Nobel Prize winner Liu Xiaobo's brother-in-law went on trial for
fraud Tuesday, the latest in a string of Chinese dissidents'
relatives to be subjected to official harassment and persecution.
Liu himself is currently serving an 11-year jail sentence for
inciting subversion after helping organize a pro-democracy campaign
called "Charter '08." Now his brother-in-law, Liu Hui, faces 14
years imprisonment. The three-hour hearing in a suburban Beijing
court ended without a verdict.
"Persecuting relatives is part of the arsenal deployed against
dissidents, critics and whistleblowers as a matter of routine" in
China, says Nicholas Bequelin, a researcher for Human Rights Watch
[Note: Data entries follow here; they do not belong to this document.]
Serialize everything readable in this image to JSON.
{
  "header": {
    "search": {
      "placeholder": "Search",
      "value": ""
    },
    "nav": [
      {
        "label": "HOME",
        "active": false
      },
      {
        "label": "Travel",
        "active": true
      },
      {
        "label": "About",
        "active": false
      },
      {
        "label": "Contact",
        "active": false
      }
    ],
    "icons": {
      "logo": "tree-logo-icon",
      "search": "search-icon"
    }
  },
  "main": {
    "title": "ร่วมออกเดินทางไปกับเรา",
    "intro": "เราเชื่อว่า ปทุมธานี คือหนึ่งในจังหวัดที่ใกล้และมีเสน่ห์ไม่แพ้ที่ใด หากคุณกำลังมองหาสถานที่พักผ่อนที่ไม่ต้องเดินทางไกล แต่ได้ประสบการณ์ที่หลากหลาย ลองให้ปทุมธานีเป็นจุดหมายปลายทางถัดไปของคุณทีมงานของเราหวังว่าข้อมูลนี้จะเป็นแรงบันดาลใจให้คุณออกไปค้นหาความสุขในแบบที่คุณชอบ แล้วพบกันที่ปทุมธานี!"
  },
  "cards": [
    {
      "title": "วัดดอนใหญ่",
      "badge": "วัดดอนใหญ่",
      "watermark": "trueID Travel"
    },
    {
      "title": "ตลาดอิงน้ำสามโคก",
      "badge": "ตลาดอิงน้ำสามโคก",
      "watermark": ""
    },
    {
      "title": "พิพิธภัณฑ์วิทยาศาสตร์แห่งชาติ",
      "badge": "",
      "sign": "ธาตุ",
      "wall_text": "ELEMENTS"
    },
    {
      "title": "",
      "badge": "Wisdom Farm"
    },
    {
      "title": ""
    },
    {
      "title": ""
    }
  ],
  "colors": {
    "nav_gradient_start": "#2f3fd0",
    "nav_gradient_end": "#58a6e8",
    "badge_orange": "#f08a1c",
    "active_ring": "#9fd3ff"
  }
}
in Hong Kong. "It is very much part of the repertoire of political
Mo Shaoping, Mr. Liu's lawyer, said he could not say whether the
fraud case, based on an earlier real estate dispute that has since
been resolved, was politically motivated or not, but, he says, "I do
not believe there is enough evidence to charge him."
Liu Hui is the brother of the Nobel laureate's wife, Liu Xia, who
herself has been confined to her Beijing apartment by plainclothes
guards almost permanently since her husband's arrest, despite the
fact that she has never been accused of any crime.
Children of activists
The court case came a day after another democracy activist, Zhang
Lin, announced that he had given up his campaign to send his 10-
year-old daughter to school near his home in the southern province
of Anhui. The school she had been attending, in the provincial
capital Hefei, had refused to re-admit her, prompting widespread
outrage on the Chinese Internet.
Zhang Anni is by no means the first Chinese child to be denied
schooling because of her father's activism. Jailed human rights
lawyer Gao Zhisheng's daughter, Geng Ge, was turned away from high
schools in Beijing in 2008 after her father was detained. She and
her mother fled secretly to the United States shortly thereafter so
that she could continue her education.
"The Communist Party wanted my husband to compromise," says Mr.
Gao's wife, Geng He, "so they used my daughter and me as tools and
put us through horrors."
Blind legal activist Chen Guangcheng complained in testimony to
the US Congress earlier this month that "persecution of my family
has never stopped" since he moved to the United States a year ago.
When Mr. Chen was allowed to leave China after having escaped
from illegal house arrest and sought protection at the US Embassy in
Beijing, the Chinese government gave assurances that his relatives
would be treated according to law, US officials said at the time.
But Chen's nephew, sentenced last November to 39 months in jail
for assault, has been told by officials that if he appeals against
the sentence he will be locked up for life, according to the young
man's father, Chen's eldest brother Chen Guangfu. …